The Partnership for America’s Children held a convening in December for nearly 50 state and national advocacy organizations working to increase the count of young children in the 2020 Census. Many of the state advocates are undertaking innovative strategies that are free or inexpensive and that can be executed in your states and communities in the next few months. Below is a summary of these strategies.
During the meeting, advocates also had the opportunity to strategize with colleagues on ways to reach as many families with young children as possible. These ideas are also summarized below. The suggestions that are listed as brainstorming ideas have yet to be implemented, but these ideas can be helpful as you strategize census efforts within your state. If you would like to learn more about any of the initiatives mentioned, please email Jasmine Jones at email@example.com.
• Virginia – Advocates are collaborating with hospital systems since they are trusted messengers to patients and employees. They are giving content to the hospital system’s mission team to distribute to employees through newsletters and emails. They are also distributing materials, such as flyers, to pediatricians within the hospital system to display in their offices.

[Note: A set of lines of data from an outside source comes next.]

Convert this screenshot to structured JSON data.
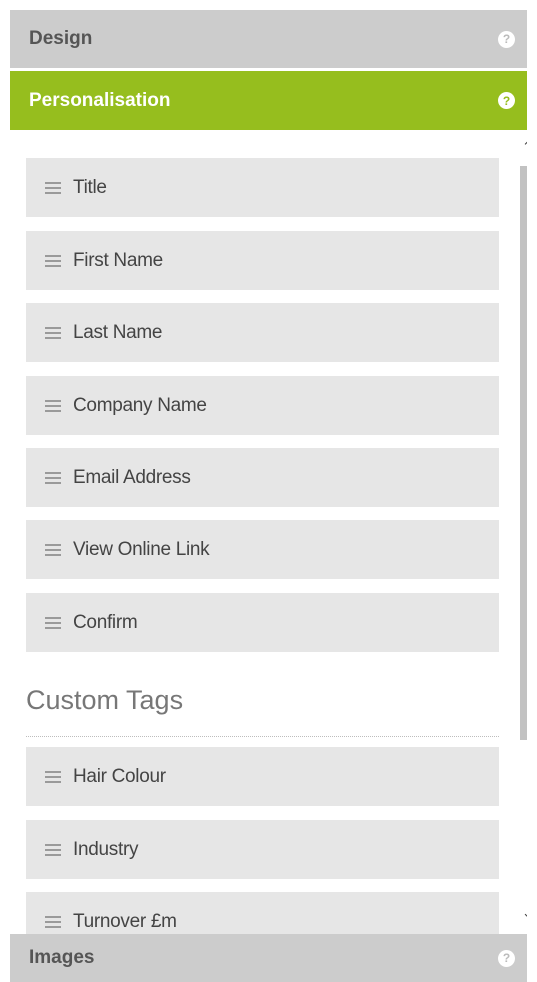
{
  "accordion": {
    "design": {
      "label": "Design",
      "help": "?"
    },
    "personalisation": {
      "label": "Personalisation",
      "help": "?"
    },
    "images": {
      "label": "Images",
      "help": "?"
    }
  },
  "standard_tags": [
    "Title",
    "First Name",
    "Last Name",
    "Company Name",
    "Email Address",
    "View Online Link",
    "Confirm"
  ],
  "custom_section": {
    "title": "Custom Tags"
  },
  "custom_tags": [
    "Hair Colour",
    "Industry",
    "Turnover £m"
  ],
  "scrollbar": {
    "up": "⌃",
    "down": "⌄"
  },
  "colors": {
    "accent": "#96be1e",
    "header_gray": "#cccccc",
    "item_bg": "#e6e6e6"
  }
}
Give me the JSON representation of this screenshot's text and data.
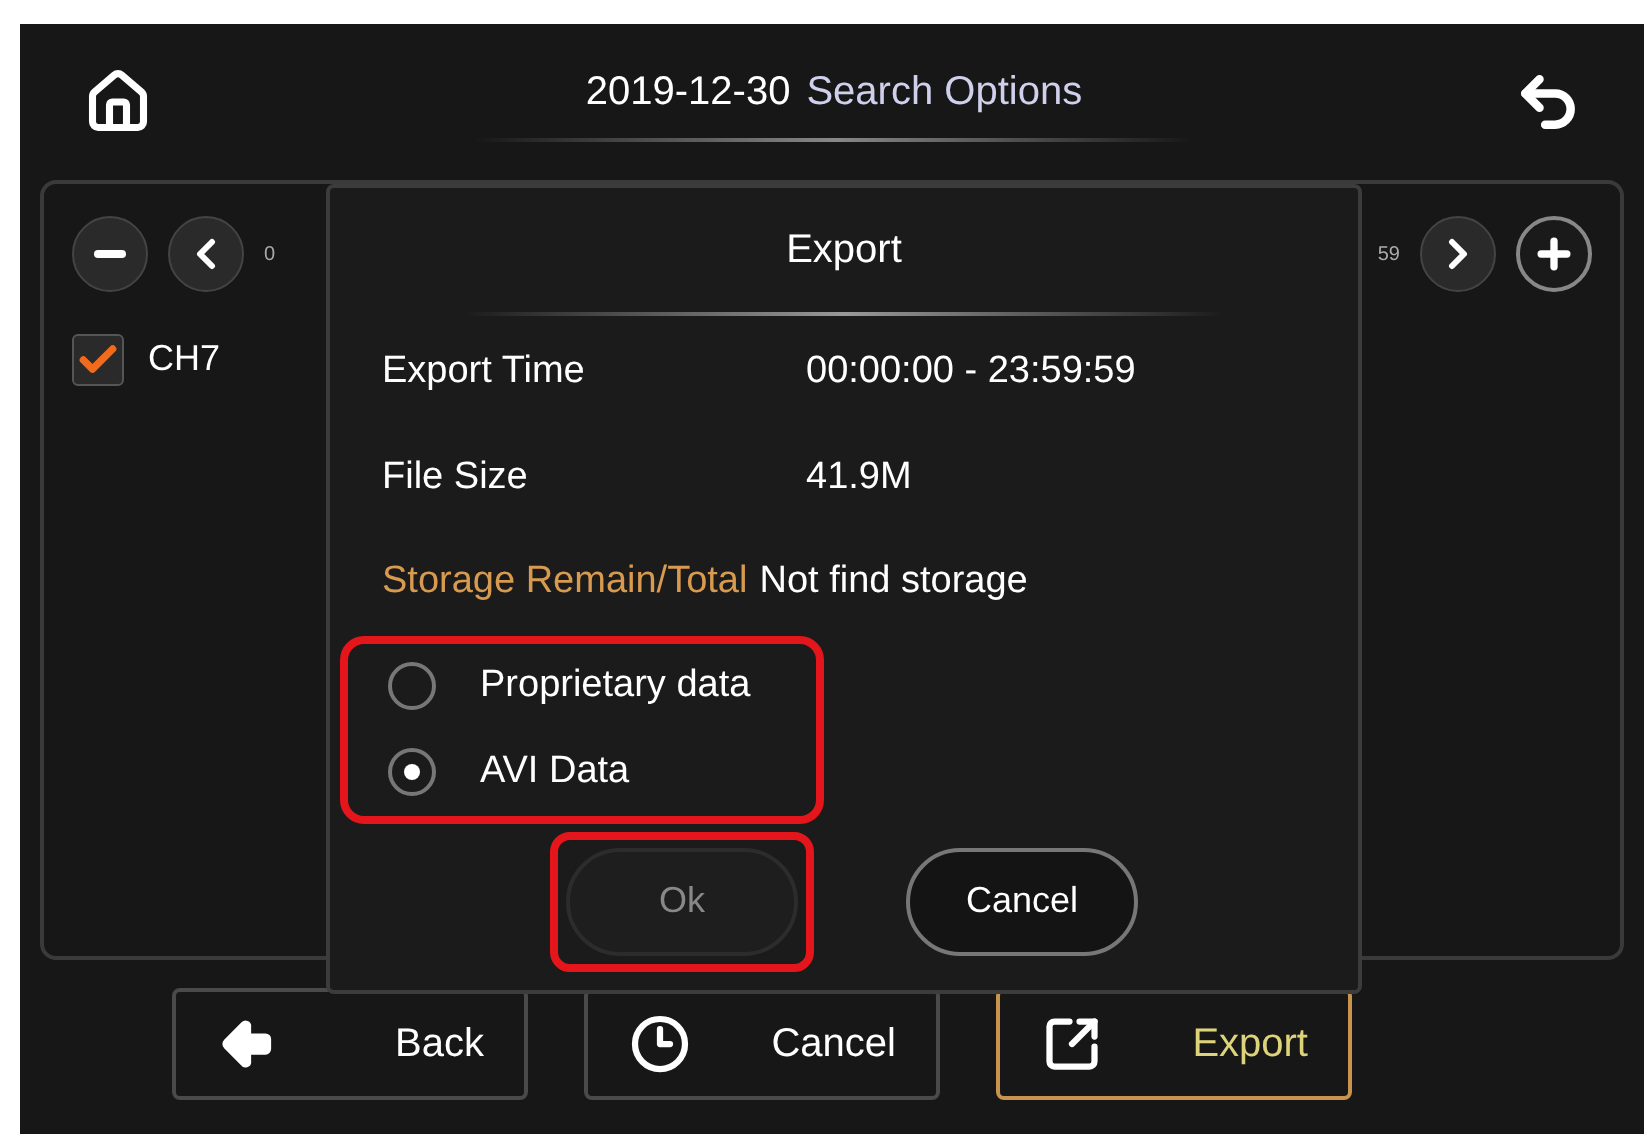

• Virginia – Advocates are sending census materials in the “Go-and-Grow” bags that are given to families when they have a baby. Another state advocate also worked with their state to put information in packets that are given to parents with newborn babies, so this can be achieved in multiple states.
• Brainstorming Idea – Put messages about counting children on newborn baby blankets that go home with newborns.
Early Childhood Field
• New Jersey – Advocates created toolkits for early childhood providers. They also created a monthly census action and activity timeline for child care providers.
• Several states are distributing WE COUNT books during home visiting meetings.
• NAEYC – NAEYC is supporting its network of affiliates and advocates to prioritize joining local and state coalition efforts in addition to developing tools and resources for advocates to communicate on the census.
• Brainstorming Idea – Play census messages while on hold for child care services or similar programs.
Nonprofit Organizations and Coalitions
• Oklahoma – Oklahoma has a Complete Count Committee specifically for nonprofit organizations across the state with subcommittees representing different demographics. Advocates from Oklahoma are also encouraging nonprofit organizations to reach out to their volunteer base to apply for census jobs. If the volunteers do not need the compensation for the census work, they can donate the funds to a nonprofit organization.
• California – Advocates are working with an existing network, All In, to establish liaisons with teachers and parents. They are planning to host presentations and trainings for parent leaders to instruct them on how to encourage other parents to participate in the census. The child-focused organizations within All In formed its own Complete Count Committee to share resources and expand impact.
• South Carolina – As a Prevent Child Abuse America grantee, advocates will send census information in the prevent child abuse boxes that go out in the beginning of March.
• Ohio – Advocates are leading a statewide group of nonprofit organizations. The advocates are planning to raise the resources to fund the census work through state organizations matching funds.
• Texas – Advocates created a Texas Counts campaign to function as a resource hub within Texas. The campaign also creates census-specific materials and templates to engage communities.
• New Jersey – Advocates worked with the local Girl Scouts council to increase their engagement in census outreach. They created a patch specific to census work – now that it has been established, any girl scout across the country can earn the patch. The advocates also hosted a webinar for girl scouts and troop leaders to inform them about the census.
• Brainstorming Ideas – Conduct trainings on how to engage others with effective messaging, especially for individuals who interact with families. This can be done through brownbag lunches with staff or partnering with coalitions to provide information at meetings or on webinars.
• Brainstorming Idea – Host census parties and child-focused events through April 1st.
• Brainstorming Idea – Distribute commitment cards and “I completed the Census” stickers.
• Oregon – Advocates are training youth in its statewide youth-led foster program to reach and educate peers within their network about the census.
• Brainstorming Idea – Send a template letter with census information to foster care agencies for them to distribute to foster care families.
State and Business Partnerships
• Indiana – Advocates collaborated with the Public Transportation Department to pay for tail wraps on the back of public buses. They were able to purchase detail wraps on 6 buses in service 12 hours a day for 4 weeks – the total cost was $1000.
• Arkansas – Advocates have created a sign-on letter for business representatives and elected officials to show solidarity in supporting census outreach – this list will be sent to the media. Advocates will also be collecting quotes from the business community to capture the importance of filling out the census form from a business perspective.
• Brainstorming Idea – Include census information on energy bills.
• Brainstorming Idea – Place large ads at store entries.
• Brainstorming Idea – Place ads in the baby/newborn section of Walmart and other big box stores.
• Brainstorming Idea – Companies can send census information with donated goods or put census reminders on coupons/receipts.